# [What is expected]
Filter the entries and keep only the lines where the string "balasubramaniam" appears.

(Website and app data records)
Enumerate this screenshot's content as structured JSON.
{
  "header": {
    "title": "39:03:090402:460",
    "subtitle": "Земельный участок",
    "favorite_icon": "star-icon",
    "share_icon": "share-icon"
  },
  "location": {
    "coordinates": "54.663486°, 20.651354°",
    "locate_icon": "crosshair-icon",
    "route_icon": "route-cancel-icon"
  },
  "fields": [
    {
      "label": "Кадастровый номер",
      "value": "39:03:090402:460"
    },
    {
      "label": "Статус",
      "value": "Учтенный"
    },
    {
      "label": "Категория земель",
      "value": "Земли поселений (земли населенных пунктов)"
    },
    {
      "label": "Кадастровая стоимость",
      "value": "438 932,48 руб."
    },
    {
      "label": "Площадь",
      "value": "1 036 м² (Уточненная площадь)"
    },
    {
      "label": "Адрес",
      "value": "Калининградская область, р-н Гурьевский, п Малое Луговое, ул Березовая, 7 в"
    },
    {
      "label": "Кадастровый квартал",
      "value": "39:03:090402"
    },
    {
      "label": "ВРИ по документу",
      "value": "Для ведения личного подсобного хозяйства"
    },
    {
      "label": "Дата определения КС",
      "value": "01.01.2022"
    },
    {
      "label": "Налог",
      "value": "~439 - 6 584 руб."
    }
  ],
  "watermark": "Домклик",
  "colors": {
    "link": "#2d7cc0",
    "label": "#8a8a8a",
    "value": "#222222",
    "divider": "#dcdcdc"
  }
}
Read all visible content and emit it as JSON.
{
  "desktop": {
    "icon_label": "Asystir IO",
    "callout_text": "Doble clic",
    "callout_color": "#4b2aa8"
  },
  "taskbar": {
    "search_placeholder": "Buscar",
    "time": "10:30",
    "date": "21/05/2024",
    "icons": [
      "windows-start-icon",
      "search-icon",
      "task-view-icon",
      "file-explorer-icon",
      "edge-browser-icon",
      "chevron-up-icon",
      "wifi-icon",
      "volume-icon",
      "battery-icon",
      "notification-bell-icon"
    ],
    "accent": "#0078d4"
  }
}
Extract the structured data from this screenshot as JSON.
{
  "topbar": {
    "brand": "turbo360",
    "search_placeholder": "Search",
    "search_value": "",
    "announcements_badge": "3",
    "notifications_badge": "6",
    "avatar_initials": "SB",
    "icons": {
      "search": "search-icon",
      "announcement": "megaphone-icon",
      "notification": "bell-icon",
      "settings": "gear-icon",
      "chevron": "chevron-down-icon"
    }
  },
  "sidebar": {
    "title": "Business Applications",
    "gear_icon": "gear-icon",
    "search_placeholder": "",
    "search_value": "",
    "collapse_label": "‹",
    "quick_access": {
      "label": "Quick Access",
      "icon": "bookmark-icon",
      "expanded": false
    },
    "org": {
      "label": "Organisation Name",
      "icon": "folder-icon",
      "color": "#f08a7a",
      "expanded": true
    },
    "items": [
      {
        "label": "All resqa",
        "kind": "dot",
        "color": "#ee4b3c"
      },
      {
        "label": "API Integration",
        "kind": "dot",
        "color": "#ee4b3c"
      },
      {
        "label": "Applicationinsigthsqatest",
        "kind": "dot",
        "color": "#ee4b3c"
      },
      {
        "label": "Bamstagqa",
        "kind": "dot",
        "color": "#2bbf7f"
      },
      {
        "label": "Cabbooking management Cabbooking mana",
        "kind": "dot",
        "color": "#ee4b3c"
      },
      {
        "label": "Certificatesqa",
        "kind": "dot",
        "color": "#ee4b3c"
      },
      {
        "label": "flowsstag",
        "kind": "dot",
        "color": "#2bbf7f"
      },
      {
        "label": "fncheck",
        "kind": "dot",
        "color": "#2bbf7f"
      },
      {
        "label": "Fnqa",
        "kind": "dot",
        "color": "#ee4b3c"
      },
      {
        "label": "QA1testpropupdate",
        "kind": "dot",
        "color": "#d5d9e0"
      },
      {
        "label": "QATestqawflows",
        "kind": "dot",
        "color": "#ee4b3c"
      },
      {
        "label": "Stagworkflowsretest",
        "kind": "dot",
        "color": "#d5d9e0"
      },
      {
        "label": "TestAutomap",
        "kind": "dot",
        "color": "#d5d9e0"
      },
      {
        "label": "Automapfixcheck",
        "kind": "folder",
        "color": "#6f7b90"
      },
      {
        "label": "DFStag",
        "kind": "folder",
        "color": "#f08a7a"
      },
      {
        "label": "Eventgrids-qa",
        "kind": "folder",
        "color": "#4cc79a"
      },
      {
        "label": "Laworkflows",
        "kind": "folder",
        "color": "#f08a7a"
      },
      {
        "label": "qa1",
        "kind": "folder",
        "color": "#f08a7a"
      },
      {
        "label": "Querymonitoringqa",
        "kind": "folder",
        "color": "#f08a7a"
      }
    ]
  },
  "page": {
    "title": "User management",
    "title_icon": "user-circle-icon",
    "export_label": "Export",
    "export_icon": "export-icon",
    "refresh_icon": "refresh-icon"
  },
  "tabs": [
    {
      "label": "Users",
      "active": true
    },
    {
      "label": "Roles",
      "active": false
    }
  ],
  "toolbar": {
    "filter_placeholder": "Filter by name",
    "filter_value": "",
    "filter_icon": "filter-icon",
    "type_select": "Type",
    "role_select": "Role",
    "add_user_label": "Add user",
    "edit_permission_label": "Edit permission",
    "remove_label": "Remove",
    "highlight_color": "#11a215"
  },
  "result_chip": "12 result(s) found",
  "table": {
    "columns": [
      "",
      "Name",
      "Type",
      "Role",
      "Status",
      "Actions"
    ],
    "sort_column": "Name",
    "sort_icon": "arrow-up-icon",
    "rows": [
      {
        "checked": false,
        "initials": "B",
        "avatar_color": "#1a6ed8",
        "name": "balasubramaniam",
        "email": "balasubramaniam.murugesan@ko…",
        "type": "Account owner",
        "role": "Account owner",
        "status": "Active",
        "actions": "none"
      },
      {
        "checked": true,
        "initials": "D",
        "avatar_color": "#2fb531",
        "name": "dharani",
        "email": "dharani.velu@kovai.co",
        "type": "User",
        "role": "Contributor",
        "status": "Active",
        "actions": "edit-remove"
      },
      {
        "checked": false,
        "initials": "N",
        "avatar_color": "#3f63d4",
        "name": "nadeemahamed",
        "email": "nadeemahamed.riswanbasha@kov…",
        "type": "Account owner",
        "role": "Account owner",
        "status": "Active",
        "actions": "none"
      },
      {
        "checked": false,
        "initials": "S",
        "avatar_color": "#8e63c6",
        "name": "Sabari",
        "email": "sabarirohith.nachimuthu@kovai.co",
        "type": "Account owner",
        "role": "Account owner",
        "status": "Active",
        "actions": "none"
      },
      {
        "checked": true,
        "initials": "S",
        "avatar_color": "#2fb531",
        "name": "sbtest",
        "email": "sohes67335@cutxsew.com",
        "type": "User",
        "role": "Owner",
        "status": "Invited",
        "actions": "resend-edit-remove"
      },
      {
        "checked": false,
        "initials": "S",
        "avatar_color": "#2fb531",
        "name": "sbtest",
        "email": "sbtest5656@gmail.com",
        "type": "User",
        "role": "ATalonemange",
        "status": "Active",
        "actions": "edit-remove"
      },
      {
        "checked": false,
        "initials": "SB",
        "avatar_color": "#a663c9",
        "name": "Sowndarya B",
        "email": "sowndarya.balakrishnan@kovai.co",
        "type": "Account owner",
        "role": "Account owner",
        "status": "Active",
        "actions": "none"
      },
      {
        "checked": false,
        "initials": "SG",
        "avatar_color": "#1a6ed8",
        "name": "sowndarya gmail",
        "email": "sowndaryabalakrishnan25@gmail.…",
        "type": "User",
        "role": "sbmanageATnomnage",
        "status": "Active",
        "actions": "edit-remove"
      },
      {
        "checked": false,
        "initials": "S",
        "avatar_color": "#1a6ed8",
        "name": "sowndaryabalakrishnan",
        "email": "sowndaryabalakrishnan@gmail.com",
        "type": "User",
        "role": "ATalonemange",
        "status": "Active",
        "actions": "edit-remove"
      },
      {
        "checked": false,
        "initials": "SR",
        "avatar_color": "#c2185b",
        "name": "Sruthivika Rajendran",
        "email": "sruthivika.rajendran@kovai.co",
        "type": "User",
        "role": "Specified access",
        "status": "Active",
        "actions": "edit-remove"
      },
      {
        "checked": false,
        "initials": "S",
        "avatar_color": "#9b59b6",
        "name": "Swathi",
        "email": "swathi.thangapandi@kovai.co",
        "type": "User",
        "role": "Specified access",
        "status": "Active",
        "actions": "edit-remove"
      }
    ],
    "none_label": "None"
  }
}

# [Answer space]
        "name": "balasubramaniam",
        "email": "balasubramaniam.murugesan@ko…",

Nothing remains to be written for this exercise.